Doctors and medical schools are being provided with detailed guidelines for accommodating the needs of transgender and gender-diverse medical students. For example, the Perelman School of Medicine at the University of Pennsylvania prides itself on being “an inclusive, welcoming, respectful and mutually supportive community”. Staff must use trans pronouns, must respect the dress and grooming of the students, must not engage in gender stereotyping, must not retaliate, etc.
Nothing in the Perelman School’s guidelines advises patients how they should react to transgender students. A recent article in The Lancet by a student and a faculty member at Harvard Medical School deals with this issue. Its opening gambit is a situation experienced by one of the authors:
“‘Is he wearing a dress? Men shouldn’t wear dresses.’ It was the first comment by a patient during morning rounds … As the patient started to ask if the student was “really” a man, the attending physician spoke up to say that the patient’s behaviour was inappropriate and would not be tolerated. The attending physician then led the team out of the patient’s room. The unusual aspect of this incident was not the patient’s transphobic comments or TGD erasure, but rather the attending physician’s response. He was prepared to step in as a responsive ally.”

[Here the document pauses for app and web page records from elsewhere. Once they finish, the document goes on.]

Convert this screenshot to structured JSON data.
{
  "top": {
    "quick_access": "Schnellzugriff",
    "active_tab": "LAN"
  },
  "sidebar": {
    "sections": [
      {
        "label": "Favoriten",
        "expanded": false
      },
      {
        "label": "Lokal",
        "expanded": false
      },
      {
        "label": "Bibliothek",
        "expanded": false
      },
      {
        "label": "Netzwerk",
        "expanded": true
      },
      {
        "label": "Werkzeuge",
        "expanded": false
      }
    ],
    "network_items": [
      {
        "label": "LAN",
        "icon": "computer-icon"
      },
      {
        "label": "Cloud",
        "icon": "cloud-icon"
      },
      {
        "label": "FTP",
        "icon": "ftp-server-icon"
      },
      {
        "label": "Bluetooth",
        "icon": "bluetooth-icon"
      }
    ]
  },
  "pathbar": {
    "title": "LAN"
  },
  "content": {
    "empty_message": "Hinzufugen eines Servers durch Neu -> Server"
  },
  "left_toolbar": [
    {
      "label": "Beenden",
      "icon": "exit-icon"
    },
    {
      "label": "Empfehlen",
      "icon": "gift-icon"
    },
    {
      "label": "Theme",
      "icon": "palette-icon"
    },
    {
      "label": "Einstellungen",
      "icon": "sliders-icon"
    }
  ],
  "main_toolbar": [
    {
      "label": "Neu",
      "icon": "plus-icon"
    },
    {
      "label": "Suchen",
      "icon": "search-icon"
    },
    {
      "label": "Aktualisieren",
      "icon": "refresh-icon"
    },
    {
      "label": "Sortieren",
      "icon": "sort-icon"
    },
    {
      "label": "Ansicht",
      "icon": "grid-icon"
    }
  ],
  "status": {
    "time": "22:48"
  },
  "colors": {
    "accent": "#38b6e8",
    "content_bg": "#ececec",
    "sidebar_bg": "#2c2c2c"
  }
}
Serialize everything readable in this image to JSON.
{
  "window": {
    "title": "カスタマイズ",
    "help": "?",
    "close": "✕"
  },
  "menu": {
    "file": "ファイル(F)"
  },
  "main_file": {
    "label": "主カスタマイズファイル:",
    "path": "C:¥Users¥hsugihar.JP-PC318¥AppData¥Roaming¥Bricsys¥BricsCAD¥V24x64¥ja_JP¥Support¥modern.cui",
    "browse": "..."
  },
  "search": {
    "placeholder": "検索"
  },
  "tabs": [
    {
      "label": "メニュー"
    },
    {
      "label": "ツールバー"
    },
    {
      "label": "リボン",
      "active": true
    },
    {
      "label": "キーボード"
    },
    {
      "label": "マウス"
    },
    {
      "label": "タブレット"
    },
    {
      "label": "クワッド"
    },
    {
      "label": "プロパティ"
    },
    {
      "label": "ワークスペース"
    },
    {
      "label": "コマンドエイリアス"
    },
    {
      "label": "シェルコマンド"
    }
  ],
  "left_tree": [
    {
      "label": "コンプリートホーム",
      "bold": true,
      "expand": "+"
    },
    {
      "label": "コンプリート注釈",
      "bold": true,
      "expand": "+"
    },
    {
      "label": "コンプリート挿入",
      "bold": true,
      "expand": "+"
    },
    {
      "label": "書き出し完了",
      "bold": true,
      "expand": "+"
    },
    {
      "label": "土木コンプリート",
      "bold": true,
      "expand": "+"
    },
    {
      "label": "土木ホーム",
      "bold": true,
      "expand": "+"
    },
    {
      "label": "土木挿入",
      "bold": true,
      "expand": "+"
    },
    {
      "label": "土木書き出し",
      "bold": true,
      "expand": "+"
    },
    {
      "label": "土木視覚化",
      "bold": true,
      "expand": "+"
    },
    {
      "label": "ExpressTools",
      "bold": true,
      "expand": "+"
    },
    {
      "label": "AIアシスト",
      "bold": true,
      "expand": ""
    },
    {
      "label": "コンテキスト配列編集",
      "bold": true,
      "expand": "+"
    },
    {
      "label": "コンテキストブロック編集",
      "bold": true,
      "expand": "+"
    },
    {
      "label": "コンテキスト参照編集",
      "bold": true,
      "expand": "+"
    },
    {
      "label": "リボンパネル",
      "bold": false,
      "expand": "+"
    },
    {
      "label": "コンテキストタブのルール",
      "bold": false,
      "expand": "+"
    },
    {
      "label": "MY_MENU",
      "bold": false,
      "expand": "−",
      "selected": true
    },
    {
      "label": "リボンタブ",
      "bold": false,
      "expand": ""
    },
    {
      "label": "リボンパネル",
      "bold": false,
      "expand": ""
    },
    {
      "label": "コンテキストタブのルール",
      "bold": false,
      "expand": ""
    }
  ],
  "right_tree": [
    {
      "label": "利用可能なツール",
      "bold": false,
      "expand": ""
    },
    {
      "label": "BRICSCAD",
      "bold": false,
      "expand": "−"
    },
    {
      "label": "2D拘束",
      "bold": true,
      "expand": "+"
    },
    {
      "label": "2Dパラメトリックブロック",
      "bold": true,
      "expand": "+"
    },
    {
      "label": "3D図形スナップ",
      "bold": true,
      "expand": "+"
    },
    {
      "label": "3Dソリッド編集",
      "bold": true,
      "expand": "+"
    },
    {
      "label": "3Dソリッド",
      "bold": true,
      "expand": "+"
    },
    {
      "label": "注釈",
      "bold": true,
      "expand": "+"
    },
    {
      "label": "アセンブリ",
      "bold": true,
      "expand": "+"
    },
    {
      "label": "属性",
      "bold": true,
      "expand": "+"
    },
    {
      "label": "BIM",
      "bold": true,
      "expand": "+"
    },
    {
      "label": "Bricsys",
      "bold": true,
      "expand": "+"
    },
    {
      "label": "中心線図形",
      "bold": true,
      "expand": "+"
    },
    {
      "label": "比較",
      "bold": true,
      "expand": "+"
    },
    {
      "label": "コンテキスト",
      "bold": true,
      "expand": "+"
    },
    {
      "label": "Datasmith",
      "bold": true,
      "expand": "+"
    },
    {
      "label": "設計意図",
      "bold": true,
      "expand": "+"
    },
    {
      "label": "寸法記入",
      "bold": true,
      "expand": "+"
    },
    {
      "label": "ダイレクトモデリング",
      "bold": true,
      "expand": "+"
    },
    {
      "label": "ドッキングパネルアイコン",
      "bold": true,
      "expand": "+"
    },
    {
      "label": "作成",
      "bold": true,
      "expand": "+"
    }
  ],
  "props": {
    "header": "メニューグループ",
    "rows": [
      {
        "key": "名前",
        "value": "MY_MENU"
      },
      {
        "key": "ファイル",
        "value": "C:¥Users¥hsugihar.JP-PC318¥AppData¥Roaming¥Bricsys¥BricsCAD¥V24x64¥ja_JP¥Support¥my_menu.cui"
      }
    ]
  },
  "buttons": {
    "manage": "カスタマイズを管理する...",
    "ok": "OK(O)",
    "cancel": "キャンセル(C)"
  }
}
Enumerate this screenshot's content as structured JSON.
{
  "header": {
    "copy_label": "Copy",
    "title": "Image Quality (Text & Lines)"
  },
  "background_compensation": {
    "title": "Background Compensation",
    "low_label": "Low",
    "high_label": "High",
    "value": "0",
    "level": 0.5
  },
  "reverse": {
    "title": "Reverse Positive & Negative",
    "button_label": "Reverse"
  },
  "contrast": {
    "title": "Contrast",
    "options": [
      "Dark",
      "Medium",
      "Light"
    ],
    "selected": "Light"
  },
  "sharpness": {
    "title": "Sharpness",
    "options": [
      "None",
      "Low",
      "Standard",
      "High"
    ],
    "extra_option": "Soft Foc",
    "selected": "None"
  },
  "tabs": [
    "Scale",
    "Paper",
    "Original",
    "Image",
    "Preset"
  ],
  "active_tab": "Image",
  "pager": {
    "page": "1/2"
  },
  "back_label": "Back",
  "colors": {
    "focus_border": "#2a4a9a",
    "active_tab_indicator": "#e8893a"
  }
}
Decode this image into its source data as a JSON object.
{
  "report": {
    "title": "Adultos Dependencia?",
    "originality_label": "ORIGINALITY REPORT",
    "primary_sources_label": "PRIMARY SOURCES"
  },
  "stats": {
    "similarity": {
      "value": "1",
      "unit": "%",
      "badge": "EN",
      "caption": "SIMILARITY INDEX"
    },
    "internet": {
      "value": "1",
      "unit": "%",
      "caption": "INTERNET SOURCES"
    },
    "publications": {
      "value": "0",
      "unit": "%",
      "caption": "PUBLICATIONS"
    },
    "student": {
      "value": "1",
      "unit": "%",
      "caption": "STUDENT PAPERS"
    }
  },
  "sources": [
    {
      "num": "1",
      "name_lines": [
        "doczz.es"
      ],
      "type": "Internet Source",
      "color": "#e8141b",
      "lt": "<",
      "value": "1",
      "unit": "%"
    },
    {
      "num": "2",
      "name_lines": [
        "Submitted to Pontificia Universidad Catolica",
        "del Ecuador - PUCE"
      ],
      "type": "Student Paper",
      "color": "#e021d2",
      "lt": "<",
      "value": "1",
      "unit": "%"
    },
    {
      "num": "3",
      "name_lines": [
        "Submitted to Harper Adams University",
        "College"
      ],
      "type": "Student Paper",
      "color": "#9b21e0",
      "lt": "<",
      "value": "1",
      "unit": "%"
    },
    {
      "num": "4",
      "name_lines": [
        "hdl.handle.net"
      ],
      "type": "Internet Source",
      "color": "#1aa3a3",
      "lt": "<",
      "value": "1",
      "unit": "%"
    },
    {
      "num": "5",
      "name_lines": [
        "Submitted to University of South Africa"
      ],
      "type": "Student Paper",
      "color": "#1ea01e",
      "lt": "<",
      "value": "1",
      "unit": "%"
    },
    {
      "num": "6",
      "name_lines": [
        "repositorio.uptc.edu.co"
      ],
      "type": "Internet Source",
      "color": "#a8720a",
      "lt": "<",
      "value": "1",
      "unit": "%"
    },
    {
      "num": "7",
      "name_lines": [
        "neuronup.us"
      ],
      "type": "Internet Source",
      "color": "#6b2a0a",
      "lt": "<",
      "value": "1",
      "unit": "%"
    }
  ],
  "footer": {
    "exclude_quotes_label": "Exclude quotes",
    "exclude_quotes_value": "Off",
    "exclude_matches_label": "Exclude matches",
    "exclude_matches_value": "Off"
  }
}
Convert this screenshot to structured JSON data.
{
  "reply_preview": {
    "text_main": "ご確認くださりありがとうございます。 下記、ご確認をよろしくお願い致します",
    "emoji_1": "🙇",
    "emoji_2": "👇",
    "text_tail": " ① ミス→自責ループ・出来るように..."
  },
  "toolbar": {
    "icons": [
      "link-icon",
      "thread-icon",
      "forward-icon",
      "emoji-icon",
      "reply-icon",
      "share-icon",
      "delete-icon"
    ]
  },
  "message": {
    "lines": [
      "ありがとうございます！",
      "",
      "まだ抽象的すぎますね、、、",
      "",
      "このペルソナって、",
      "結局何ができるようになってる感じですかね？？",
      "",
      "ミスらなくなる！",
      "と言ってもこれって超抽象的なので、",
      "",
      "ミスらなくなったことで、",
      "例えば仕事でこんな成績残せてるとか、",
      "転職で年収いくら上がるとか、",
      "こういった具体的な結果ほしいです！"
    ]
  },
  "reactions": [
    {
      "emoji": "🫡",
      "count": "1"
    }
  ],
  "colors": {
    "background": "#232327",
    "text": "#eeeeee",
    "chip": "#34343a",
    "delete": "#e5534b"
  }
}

The authors of the article in The Lancet clearly set out how staff should respond to the needs of transgender students – an increasingly important issue, if, as they claim, 1.2% of first year medical students are transgender.
However, the opening anecdote is the only time that the article alludes to the reactions of patients. In this instance, the patient was scolded for being transphobic. Should patients be counselled about their transphobia? What happens if they persist in their bias? Should they be denied treatment or told to go to another hospital?
The problem is not new. Healthcare workers from different race or ethnic backgrounds have to cope with racism. Earlier this year a British hospital launched a “red card to racism” campaign. After a verbal warning and a “yellow card,” vocally racist patients get a “red card” and treatment is withdrawn.
Medical ethicist Daniel Sokol commented in the BMJ that zero tolerance may not always be the best strategy. “The General Medical Council’s duty to ‘make the care of the patient your first concern is not absolute and should be balanced against the moral and employment rights of the clinician to be free from racism in the workplace. However, a patient’s racist behaviour should not automatically lead to a sanction or abandonment at a time of medical need.”